Commentary by Cait Buckalew, Campus Carrier Entertainment Editor
The Berry College Theatre Company’s production of ‘Cotton Patch Gospel’ opens this Thursday.
The play takes the “Cotton Patch” versions of the Gospel, written by Clarence Jordan and turns them into a more comedic performance of a story that is typically portrayed with a much more serious tone.
“It’s about religion, but at the same time it doesn’t take religion too seriously,” junior cast member Taylor Moore said. “The writers of the play had a lot of fun with kind of making fun of certain stereotypes of religion…and make it comedic so a lot of people feel connected with it because it’s not this big serious show.”
| Jason Huynh, Photojournalism Editor
Junior Austin Hamilton and freshman Nicci Corley rehearse for opening night.

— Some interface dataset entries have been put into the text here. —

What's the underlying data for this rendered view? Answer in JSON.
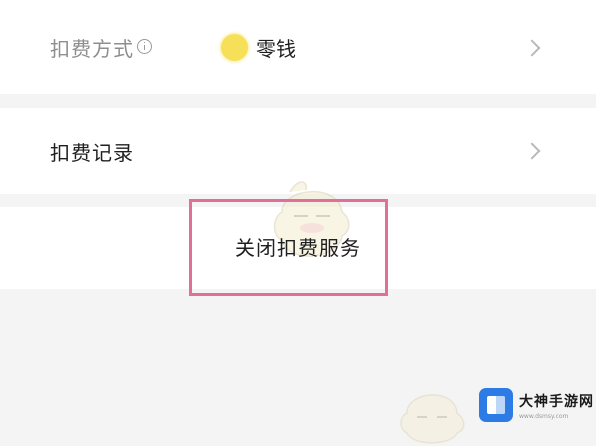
{
  "deduction_method": {
    "label": "扣费方式",
    "value": "零钱"
  },
  "deduction_records": {
    "label": "扣费记录"
  },
  "close_service": {
    "label": "关闭扣费服务"
  },
  "watermark": {
    "brand_name": "大神手游网",
    "brand_url": "www.dsmsy.com"
  },
  "colors": {
    "background": "#f4f4f4",
    "row_background": "#ffffff",
    "highlight_border": "#e0709a",
    "coin": "#f6e05a",
    "brand_blue": "#2d7be5"
  },
  "icons": [
    "info-icon",
    "coin-icon",
    "chevron-right-icon",
    "brand-logo-icon"
  ]
}
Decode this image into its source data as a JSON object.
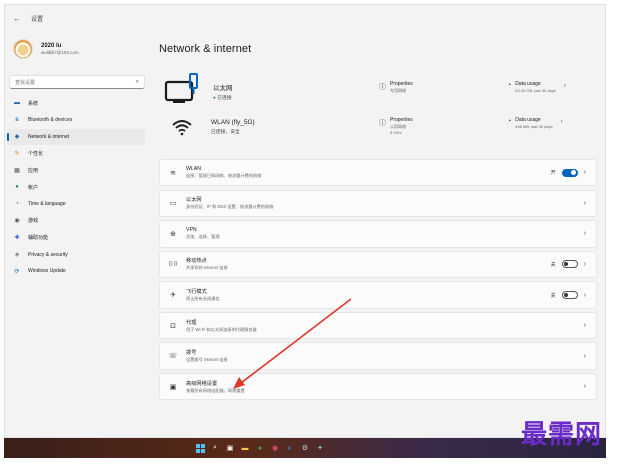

Clarence wanted to make the scripture a more interactive for modern audiences. His goal was to provide an experience of the Gospel for modern audiences that felt more like what he believed early Christians would have had.
The play, written by Tom Key and Russell Treyz, aims to make the story of Jesus more accessible to modern audiences. Key and Treyz took the ‘Cotton Patch’ translations of the Bible written by Clarence Jordan in the 1970s and made them into a blue-grass musical.
The cast did a wonderful job of capturing that down-home bluegrass sound and spinning it to tell a story usually told with more classical music. There were a few out of tune moments here and there, but from the solos to the choral pieces, the music was catchy and enjoyable.
The music combined with the staging, which was made entirely of rustic looking wood panels, to truly sell the old-timey Southern atmosphere of the show.
The cast had great chemistry and played off of each other well. Their comedic timing was impeccable and kept the audience engaged and laughing throughout the show. The jokes and overall light tone of the show make it a much more entertaining telling of a story many people know, and makes it much more accessible to audience members who may be more closed off to the heavily religious tale. This is one of the things the shows director, Richard Bristow, Visiting Assistant Professor of Theatre, likes most about the show.
“I fell in love with this show 30 years ago…I just love it because (Cotton Patch) makes it so relatable and accessible,” Bristow said.
In addition to the cast playing well off of one another, it’s a very unique cast for this kind of show. Because it’s the story of Jesus, playgoers would expect a very male heavy cast, whereas this production is very female heavy. It makes for an interesting dynamic. None of the character’s pronouns have been changed, but many of the male roles have filled by women. Berry’s student demographics played a large part in the casting.
“We have a love of females in the cast,” junior cast member Sophia Veser said. “That’s mainly because we’re really female heavy at this school.”
Overall, the show succeeded in making an old story more relatable and it was moving in ways I hadn’t anticipated.
The show opens Thursday at 7:30 p.m. Nightly performances will be held on Thursday, Friday and Saturday at 7:30 pm with Sunday matinees at 2pm from Feb. 19 to March 1.